● WORK INSTRUCTIONS: Set the data down once more, in full and exactly.
::::::::::
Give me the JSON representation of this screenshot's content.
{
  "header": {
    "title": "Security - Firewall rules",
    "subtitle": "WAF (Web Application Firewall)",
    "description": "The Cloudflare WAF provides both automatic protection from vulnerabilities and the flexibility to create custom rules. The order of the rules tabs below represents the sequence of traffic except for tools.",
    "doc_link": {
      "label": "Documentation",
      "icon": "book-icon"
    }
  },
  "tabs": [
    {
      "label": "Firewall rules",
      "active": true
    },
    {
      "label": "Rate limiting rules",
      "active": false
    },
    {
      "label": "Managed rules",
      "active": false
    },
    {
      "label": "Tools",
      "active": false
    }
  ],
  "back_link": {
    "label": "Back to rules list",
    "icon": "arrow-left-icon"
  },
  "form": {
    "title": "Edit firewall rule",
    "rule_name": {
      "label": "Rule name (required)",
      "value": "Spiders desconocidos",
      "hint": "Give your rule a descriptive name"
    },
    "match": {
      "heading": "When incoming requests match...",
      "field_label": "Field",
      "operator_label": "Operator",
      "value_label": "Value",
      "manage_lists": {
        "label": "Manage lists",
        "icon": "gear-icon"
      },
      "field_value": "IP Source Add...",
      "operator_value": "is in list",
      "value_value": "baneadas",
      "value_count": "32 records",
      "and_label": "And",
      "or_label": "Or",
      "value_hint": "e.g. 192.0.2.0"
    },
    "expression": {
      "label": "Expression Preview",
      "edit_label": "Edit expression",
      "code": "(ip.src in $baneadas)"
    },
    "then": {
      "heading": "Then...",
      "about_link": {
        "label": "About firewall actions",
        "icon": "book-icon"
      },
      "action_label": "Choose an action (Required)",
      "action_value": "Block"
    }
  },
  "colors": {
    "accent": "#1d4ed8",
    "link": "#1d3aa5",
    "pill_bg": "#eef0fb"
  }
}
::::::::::
● RESULT OF THE EXERCISE:
Give me the JSON representation of this screenshot's content.
{
  "header": {
    "title": "Security - Firewall rules",
    "subtitle": "WAF (Web Application Firewall)",
    "description": "The Cloudflare WAF provides both automatic protection from vulnerabilities and the flexibility to create custom rules. The order of the rules tabs below represents the sequence of traffic except for tools.",
    "doc_link": {
      "label": "Documentation",
      "icon": "book-icon"
    }
  },
  "tabs": [
    {
      "label": "Firewall rules",
      "active": true
    },
    {
      "label": "Rate limiting rules",
      "active": false
    },
    {
      "label": "Managed rules",
      "active": false
    },
    {
      "label": "Tools",
      "active": false
    }
  ],
  "back_link": {
    "label": "Back to rules list",
    "icon": "arrow-left-icon"
  },
  "form": {
    "title": "Edit firewall rule",
    "rule_name": {
      "label": "Rule name (required)",
      "value": "Spiders desconocidos",
      "hint": "Give your rule a descriptive name"
    },
    "match": {
      "heading": "When incoming requests match...",
      "field_label": "Field",
      "operator_label": "Operator",
      "value_label": "Value",
      "manage_lists": {
        "label": "Manage lists",
        "icon": "gear-icon"
      },
      "field_value": "IP Source Add...",
      "operator_value": "is in list",
      "value_value": "baneadas",
      "value_count": "32 records",
      "and_label": "And",
      "or_label": "Or",
      "value_hint": "e.g. 192.0.2.0"
    },
    "expression": {
      "label": "Expression Preview",
      "edit_label": "Edit expression",
      "code": "(ip.src in $baneadas)"
    },
    "then": {
      "heading": "Then...",
      "about_link": {
        "label": "About firewall actions",
        "icon": "book-icon"
      },
      "action_label": "Choose an action (Required)",
      "action_value": "Block"
    }
  },
  "colors": {
    "accent": "#1d4ed8",
    "link": "#1d3aa5",
    "pill_bg": "#eef0fb"
  }
}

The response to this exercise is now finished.